I have some Lebanese heritage on my mom's side (my grandma was born in Lebanon), so I've grown up eating a lot of it. Grape leaves are one of my favorite foods, and I've loved baklava since I can remember. While I've eaten a bunch of Lebanese food, baklava is the only Lebanese dessert I ate regularly growing up. To learn more about the food of my ancestors, I asked my mom for her recommendation on which classic Lebanese desserts you have to try at least once in your life. 

1. Baklava

pastry, pie, cake, baklava, sweet, strudel, cream
Shelby McLennan

Everyone in my family knows baklava is my favorite. My aunt always made it for family events, saying it was special for me. Baklava is basically layers of filo dough, nuts, and syrup. It's sticky, sweet, flaky, and utterly addicting. There are many different variations of this dessert depending on where in the world you're enjoying it. I've also grown up pronouncing this dessert differently than most people since

#SpoonTip: The Lebanese pronunciation of baklava is a little different than what you're probably used to saying.

2. Lebanese Rice Pudding

Lebanese rice pudding is hit or miss for most people. My uncle loves it, but my mom thinks it tastes like perfume. I say you should try it at least once to form your own opinion. Check out this recipe for Lebanese rice pudding to find out if you like it or not.

3. Kanafeh/Knefe

This is a dessert that I actually tried for the first time while I was at work because there was some left over from an event (I work on my campus at a place called the Center for Global Engagement). This also uses filo dough, as well as cheese. It's sweet and savory, and while these mixed flavors may be confusing, it's confusing in the best way possible. 

4. Maamoul 

This is a Middle Eastern cookie with a nut filling that's typically made on religious holidays.
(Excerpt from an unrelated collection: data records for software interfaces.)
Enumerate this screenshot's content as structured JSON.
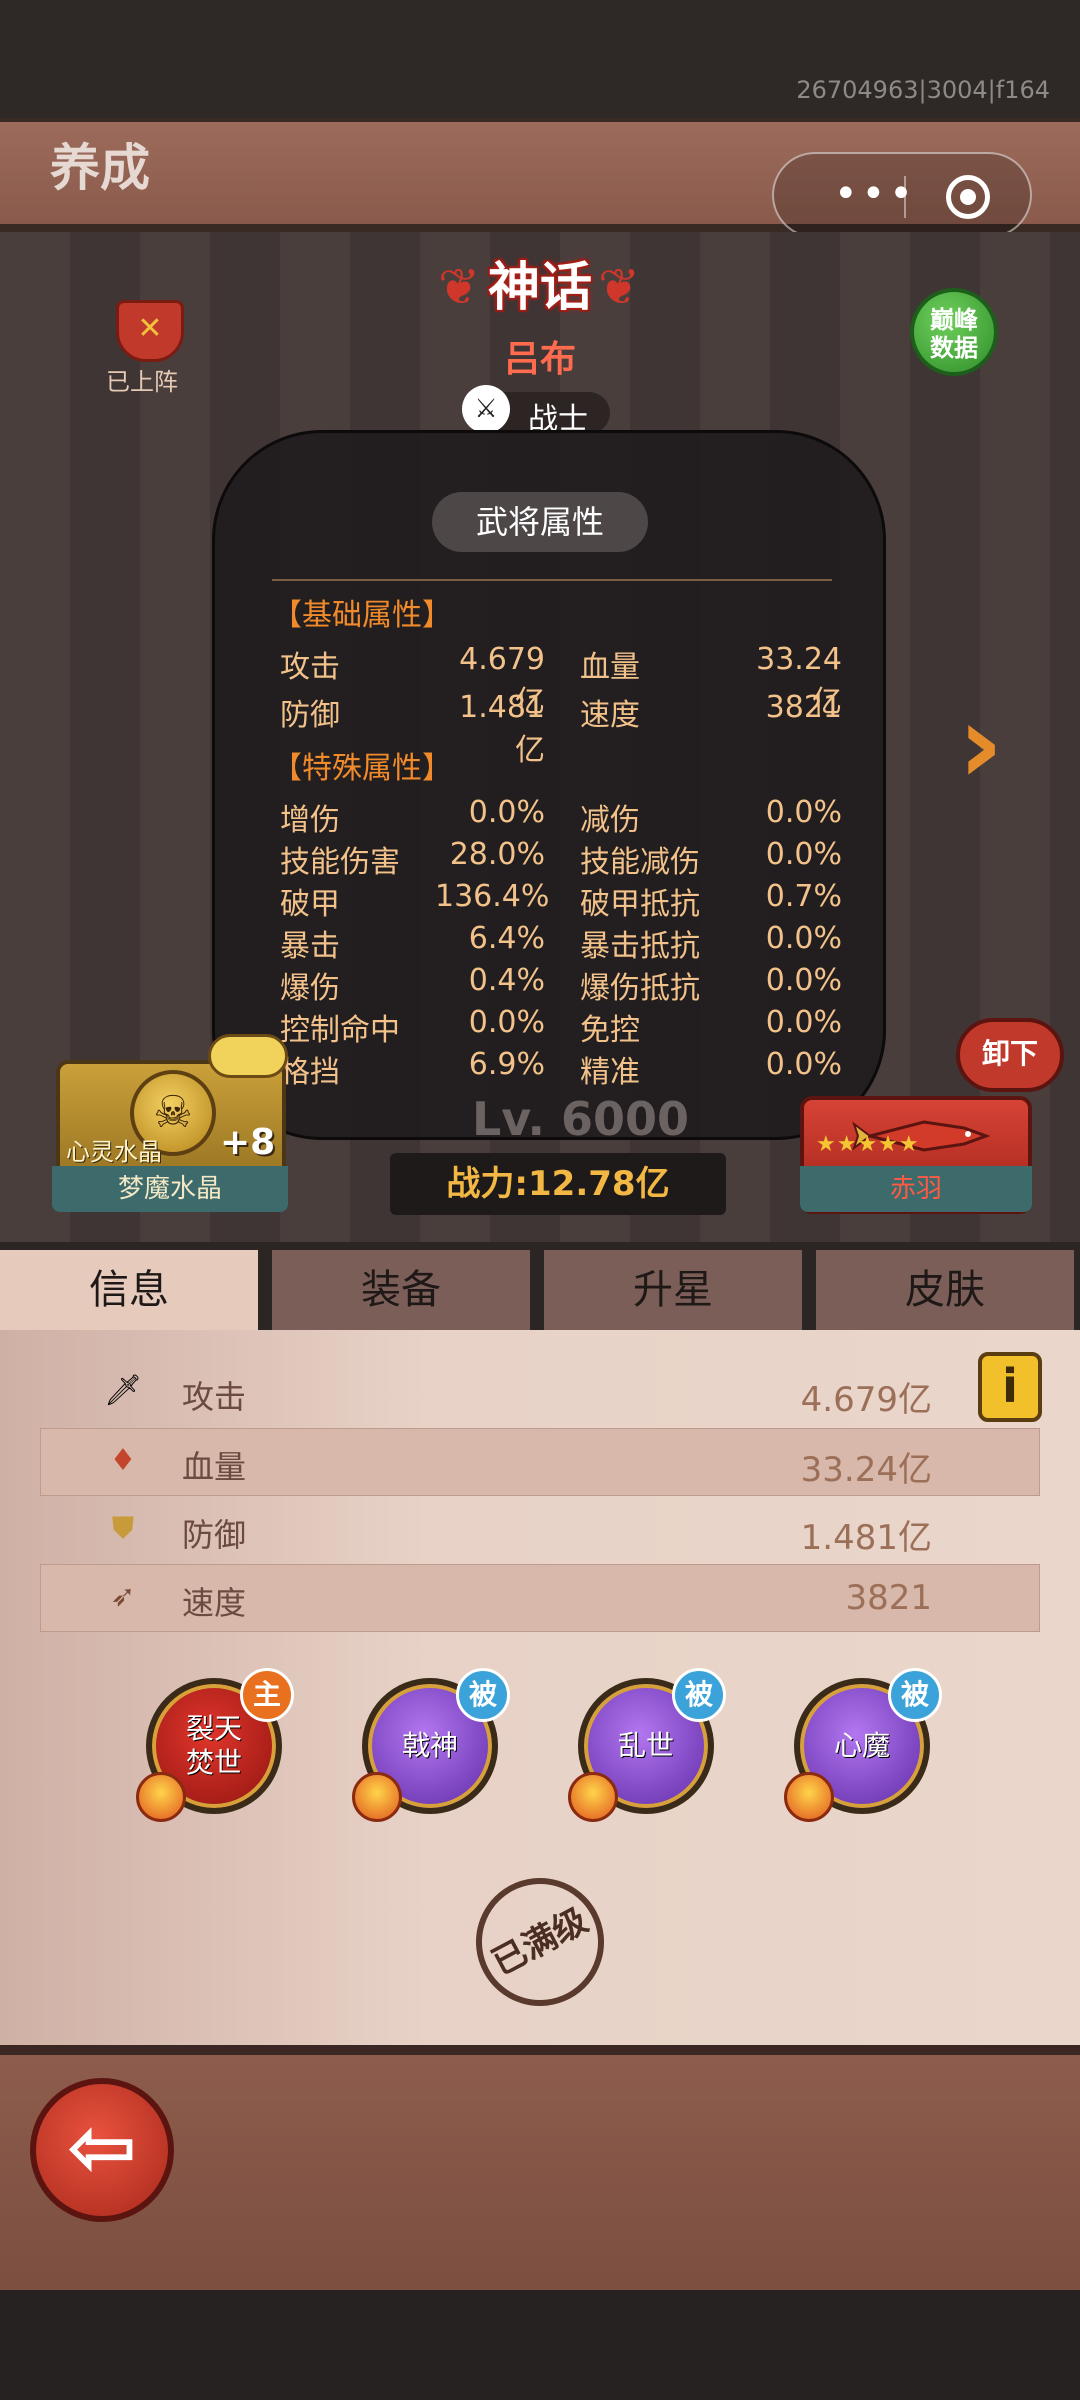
{
  "system": {
    "build_id": "26704963|3004|f164"
  },
  "header": {
    "title": "养成"
  },
  "hero": {
    "on_team_label": "已上阵",
    "rarity": "神话",
    "name": "吕布",
    "class": "战士",
    "peak_data_label": "巅峰数据",
    "level": "Lv. 6000",
    "power": "战力:12.78亿"
  },
  "attributes": {
    "title": "武将属性",
    "basic_title": "【基础属性】",
    "basic": [
      {
        "label": "攻击",
        "value": "4.679亿",
        "label2": "血量",
        "value2": "33.24亿"
      },
      {
        "label": "防御",
        "value": "1.481亿",
        "label2": "速度",
        "value2": "3821"
      }
    ],
    "special_title": "【特殊属性】",
    "special": [
      {
        "label": "增伤",
        "value": "0.0%",
        "label2": "减伤",
        "value2": "0.0%"
      },
      {
        "label": "技能伤害",
        "value": "28.0%",
        "label2": "技能减伤",
        "value2": "0.0%"
      },
      {
        "label": "破甲",
        "value": "136.4%",
        "label2": "破甲抵抗",
        "value2": "0.7%"
      },
      {
        "label": "暴击",
        "value": "6.4%",
        "label2": "暴击抵抗",
        "value2": "0.0%"
      },
      {
        "label": "爆伤",
        "value": "0.4%",
        "label2": "爆伤抵抗",
        "value2": "0.0%"
      },
      {
        "label": "控制命中",
        "value": "0.0%",
        "label2": "免控",
        "value2": "0.0%"
      },
      {
        "label": "格挡",
        "value": "6.9%",
        "label2": "精准",
        "value2": "0.0%"
      }
    ]
  },
  "crystal": {
    "inner_label": "心灵水晶",
    "plus": "+8",
    "name": "梦魔水晶"
  },
  "weapon": {
    "name": "赤羽",
    "stars": "★★★★★",
    "unequip_label": "卸下"
  },
  "tabs": [
    {
      "label": "信息",
      "active": true
    },
    {
      "label": "装备",
      "active": false
    },
    {
      "label": "升星",
      "active": false
    },
    {
      "label": "皮肤",
      "active": false
    }
  ],
  "info_stats": [
    {
      "icon": "sword-icon",
      "label": "攻击",
      "value": "4.679亿"
    },
    {
      "icon": "blood-drop-icon",
      "label": "血量",
      "value": "33.24亿"
    },
    {
      "icon": "shield-icon",
      "label": "防御",
      "value": "1.481亿"
    },
    {
      "icon": "boot-icon",
      "label": "速度",
      "value": "3821"
    }
  ],
  "info_button_label": "i",
  "skills": [
    {
      "name": "裂天焚世",
      "badge": "主"
    },
    {
      "name": "戟神",
      "badge": "被"
    },
    {
      "name": "乱世",
      "badge": "被"
    },
    {
      "name": "心魔",
      "badge": "被"
    }
  ],
  "max_level_stamp": "已满级",
  "colors": {
    "accent_orange": "#f08a2a",
    "attr_text": "#f2c28a",
    "tab_active": "#e6cbbd",
    "tab_inactive": "#7b5e57"
  }
}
Nuts are a popular ingredient in Lebanese desserts, in case you hadn't noticed. Maamoul can also include flavorings such as rose water. 

5. Nammoura 

This is a cake-like dessert that's made with yogurt and semolina flour, then soaked in a syrup. It's topped with almonds and is incredibly easy to make.

6. Atayef

Atayef are Middle Eastern-style pancakes that are stuffed with a cream filling and topped with nuts. If cooking intimidates you, you can start with this simple atayef recipe, although it may not be quite as authentic as the real thing.

7. Jazarieh

Jazarieh is a dessert that either has carrot slices or pumpkin preserves in it. This dessert also includes (unsurprisingly) nuts and a syrup. Spices can be added to the dish but they are optional. 

8. Znoud El Sett

These are cream-filled pastries that are also soaked in a syrup. The name translates to "upper arms of the lady," which was referencing a specific woman that they were named after. 

#SpoonTip: To make your life easier, use store-bought filo when making this Lebanese dessert.

9. Mafrokeh

This pastry includes cream, nuts, and rosewater, among other ingredients. Although mafrokeh isn't difficult to make, it does take about two hours to prepare, so plan accordingly if you make it yourself. It has a semolina cake base and is topped with a cream filling. 

10. Ayesh el Saraya

Ayesh el Saray tastes kind of like chilled French toast that's been topped with custard. It features syrup and rosewater and is fairly easy to make. 

Although many of these Lebanese desserts are new to me, I'm so excited now to get out and try these. Baklava will always be my first love as far as Lebanese desserts go, but I'm so ready to try more.